#### [Problem to solve]
Leave out the images and return all the data word for word.

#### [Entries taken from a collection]
━━━━━━━━
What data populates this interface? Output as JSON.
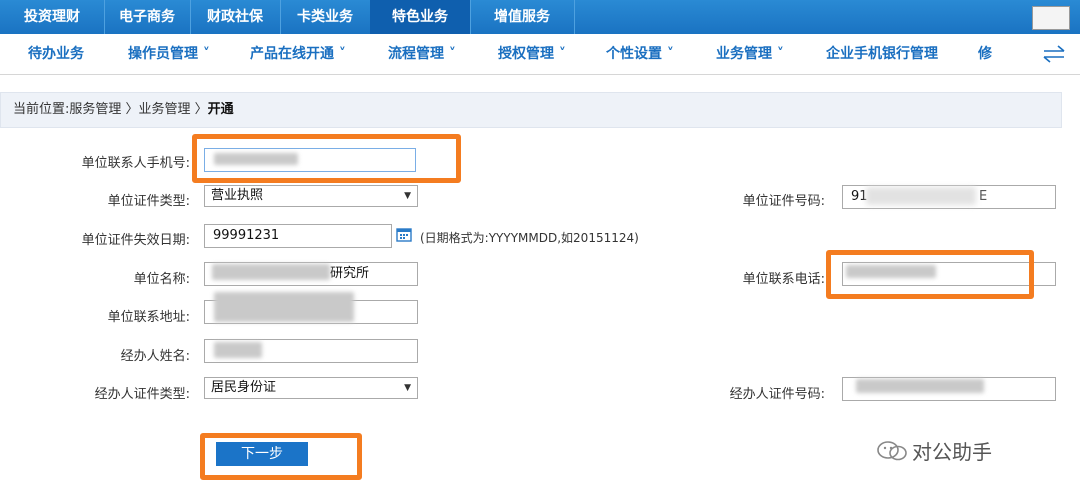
{
  "top_tabs": [
    "投资理财",
    "电子商务",
    "财政社保",
    "卡类业务",
    "特色业务",
    "增值服务"
  ],
  "sub_nav": [
    "待办业务",
    "操作员管理 ˅",
    "产品在线开通 ˅",
    "流程管理 ˅",
    "授权管理 ˅",
    "个性设置 ˅",
    "业务管理 ˅",
    "企业手机银行管理",
    "修"
  ],
  "breadcrumb": {
    "prefix": "当前位置:",
    "path": "服务管理 〉业务管理 〉",
    "current": "开通"
  },
  "form": {
    "contact_mobile_label": "单位联系人手机号:",
    "cert_type_label": "单位证件类型:",
    "cert_type_value": "营业执照",
    "cert_no_label": "单位证件号码:",
    "cert_no_prefix": "91",
    "cert_no_suffix": "E",
    "cert_expiry_label": "单位证件失效日期:",
    "cert_expiry_value": "99991231",
    "date_hint": "(日期格式为:YYYYMMDD,如20151124)",
    "unit_name_label": "单位名称:",
    "unit_name_suffix": "研究所",
    "unit_phone_label": "单位联系电话:",
    "unit_address_label": "单位联系地址:",
    "agent_name_label": "经办人姓名:",
    "agent_cert_type_label": "经办人证件类型:",
    "agent_cert_type_value": "居民身份证",
    "agent_cert_no_label": "经办人证件号码:"
  },
  "next_button": "下一步",
  "watermark": "对公助手",
  "colors": {
    "accent": "#1a73c2",
    "highlight": "#f47c20",
    "link": "#1a6fc0"
  }
}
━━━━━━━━
#### [Reply to the exercise]
What data populates this interface? Output as JSON.
{
  "top_tabs": [
    "投资理财",
    "电子商务",
    "财政社保",
    "卡类业务",
    "特色业务",
    "增值服务"
  ],
  "sub_nav": [
    "待办业务",
    "操作员管理 ˅",
    "产品在线开通 ˅",
    "流程管理 ˅",
    "授权管理 ˅",
    "个性设置 ˅",
    "业务管理 ˅",
    "企业手机银行管理",
    "修"
  ],
  "breadcrumb": {
    "prefix": "当前位置:",
    "path": "服务管理 〉业务管理 〉",
    "current": "开通"
  },
  "form": {
    "contact_mobile_label": "单位联系人手机号:",
    "cert_type_label": "单位证件类型:",
    "cert_type_value": "营业执照",
    "cert_no_label": "单位证件号码:",
    "cert_no_prefix": "91",
    "cert_no_suffix": "E",
    "cert_expiry_label": "单位证件失效日期:",
    "cert_expiry_value": "99991231",
    "date_hint": "(日期格式为:YYYYMMDD,如20151124)",
    "unit_name_label": "单位名称:",
    "unit_name_suffix": "研究所",
    "unit_phone_label": "单位联系电话:",
    "unit_address_label": "单位联系地址:",
    "agent_name_label": "经办人姓名:",
    "agent_cert_type_label": "经办人证件类型:",
    "agent_cert_type_value": "居民身份证",
    "agent_cert_no_label": "经办人证件号码:"
  },
  "next_button": "下一步",
  "watermark": "对公助手",
  "colors": {
    "accent": "#1a73c2",
    "highlight": "#f47c20",
    "link": "#1a6fc0"
  }
}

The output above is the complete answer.